And with that fear in mind, both the disciples and our own, we can hear the incredible words of Jesus’ promise afresh: “But the Advocate, the Holy Spirit, whom the Father will send in my name, will teach you everything, and remind you of all that I have said to you.” It turns out the disciples will not be left alone. Rather, in the power of God’s Holy Spirit, Jesus, his life, his teachings, indeed his very body now given in bread and wine, all of this will remain with them. It is no longer up to the disciple alone to carry on the message of Christ, a task that they probably weren’t up to anyway if we are telling the truth. For the Spirit, as near to them as their own breath, will be among them and will keep them connected to this Christ, and through this Christ, to the Father, the Lord and Ruler of the universe. It will be the steady and abiding presence of the Spirit, a presence found in the proclamation of Christ and in the distribution of him, and indeed in the community that gathers around him, yes, it will be in all of this that Spirit will keep the disciples connected to their Jesus.
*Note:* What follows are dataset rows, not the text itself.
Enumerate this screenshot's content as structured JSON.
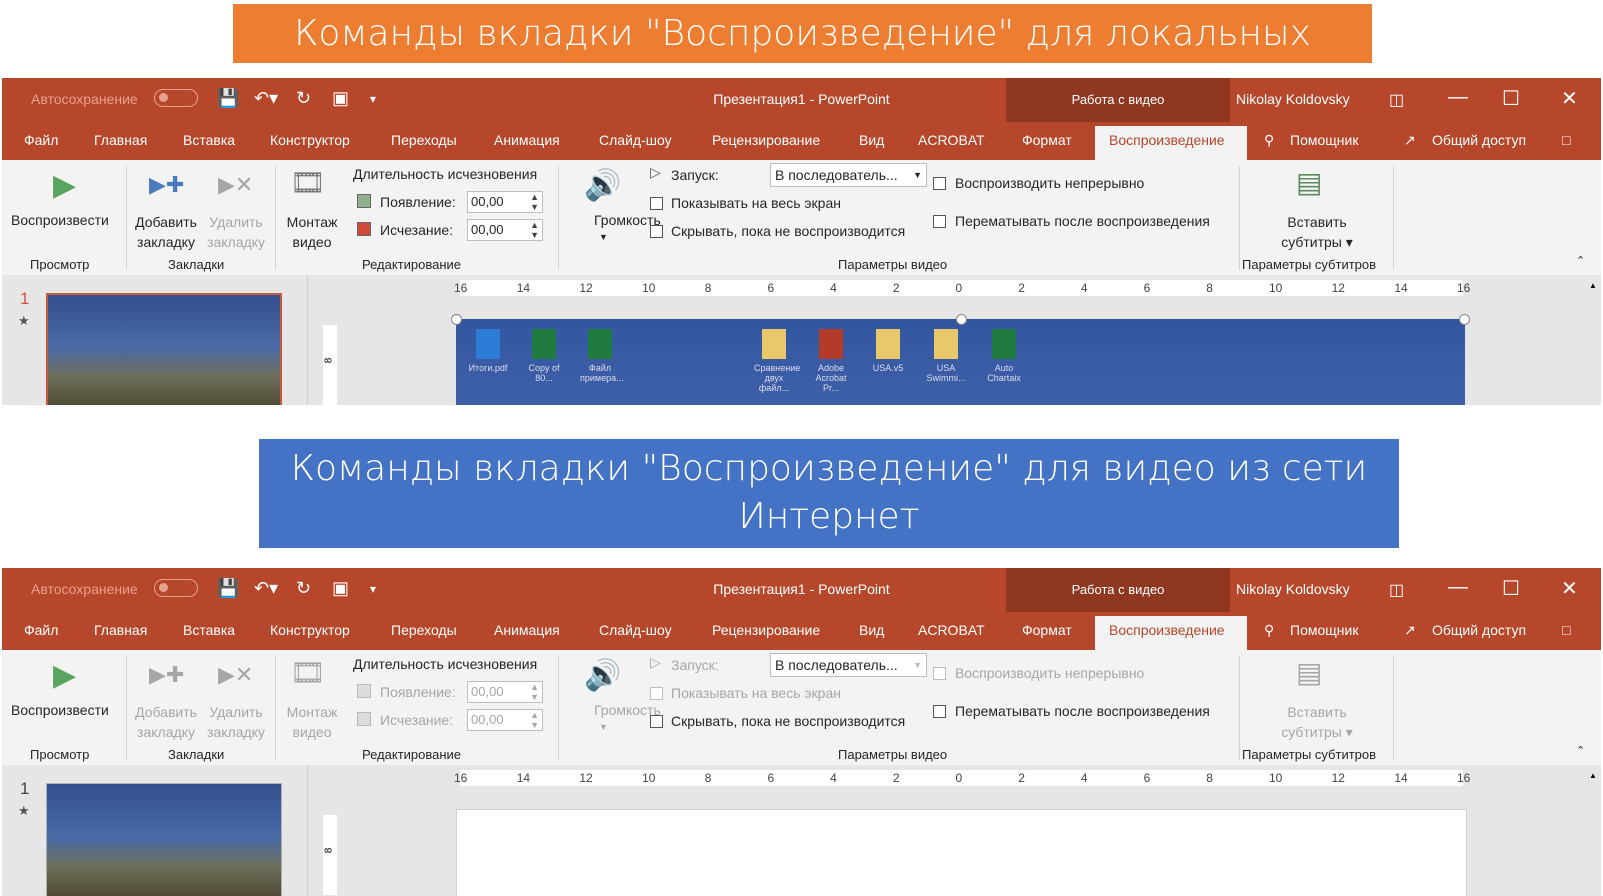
{
  "banners": {
    "local": "Команды вкладки \"Воспроизведение\" для локальных видео",
    "web_line1": "Команды вкладки \"Воспроизведение\" для видео из сети",
    "web_line2": "Интернет"
  },
  "app": {
    "autosave": "Автосохранение",
    "title": "Презентация1  -  PowerPoint",
    "context_group": "Работа с видео",
    "user": "Nikolay Koldovsky",
    "tabs": [
      "Файл",
      "Главная",
      "Вставка",
      "Конструктор",
      "Переходы",
      "Анимация",
      "Слайд-шоу",
      "Рецензирование",
      "Вид",
      "ACROBAT",
      "Формат",
      "Воспроизведение"
    ],
    "helper": "Помощник",
    "share": "Общий доступ"
  },
  "ribbon": {
    "play": "Воспроизвести",
    "add_bookmark": [
      "Добавить",
      "закладку"
    ],
    "remove_bookmark": [
      "Удалить",
      "закладку"
    ],
    "trim": [
      "Монтаж",
      "видео"
    ],
    "fade_duration": "Длительность исчезновения",
    "fade_in": "Появление:",
    "fade_out": "Исчезание:",
    "fade_in_value": "00,00",
    "fade_out_value": "00,00",
    "volume": "Громкость",
    "start": "Запуск:",
    "start_value": "В последователь...",
    "fullscreen": "Показывать на весь экран",
    "hide": "Скрывать, пока не воспроизводится",
    "loop": "Воспроизводить непрерывно",
    "rewind": "Перематывать после воспроизведения",
    "captions": [
      "Вставить",
      "субтитры"
    ],
    "groups": {
      "preview": "Просмотр",
      "bookmarks": "Закладки",
      "editing": "Редактирование",
      "video_options": "Параметры видео",
      "caption_options": "Параметры субтитров"
    }
  },
  "slides": {
    "number": "1",
    "star": "★"
  },
  "ruler": [
    "16",
    "14",
    "12",
    "10",
    "8",
    "6",
    "4",
    "2",
    "0",
    "2",
    "4",
    "6",
    "8",
    "10",
    "12",
    "14",
    "16"
  ],
  "vruler": "8",
  "desktop_icons": [
    {
      "label": "Итоги.pdf"
    },
    {
      "label": "Copy of 80..."
    },
    {
      "label": "Файл примера..."
    },
    {
      "label": "Сравнение двух файл..."
    },
    {
      "label": "Adobe Acrobat Pr..."
    },
    {
      "label": "USA.v5"
    },
    {
      "label": "USA Swimmi..."
    },
    {
      "label": "Auto Chartaix"
    }
  ],
  "colors": {
    "accent": "#b7472a",
    "context": "#8f3721",
    "orange_banner": "#ed7d31",
    "blue_banner": "#4472c4"
  }
}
It is the Spirit who will keep the memories alive and continue to write those memories on the hearts and minds of the disciples. And what is so extraordinary about this promise is that it is one that extends down through the ages. To the very real fears of our own spiritual forgetfulness, the Holy Spirit continues to proclaim the mercy and forgiveness of Christ in our midst and to our very cores. The Holy Spirit gathers us into the very life that exists between the Father and the Son, and preaches to us that here, here in that life and love is where we truly belong. Here among the widows and orphans and the last and the least here among the saints of all times and in all places, here with here with the whole family of God, we are brought to remember that we too are loved, remembered and forgiven. That we, too, are brought into this family of God not by our own effort or merit or politics or strength or reason, but by the preaching of the Holy Spirit who takes us to the cross and empty tomb. And that here, here in this wide grace and deep memory, God will gather and hold all our moments, will indeed hold and gather us, even as human memory inevitably fails. So come now to the table to meet the Spirit who gives you Christ’s body and blood. Like a child among fathers and mothers, aunts and uncles, grandparents and cousins, you are loved more than you can begin to realize. In Jesus’ name, amen.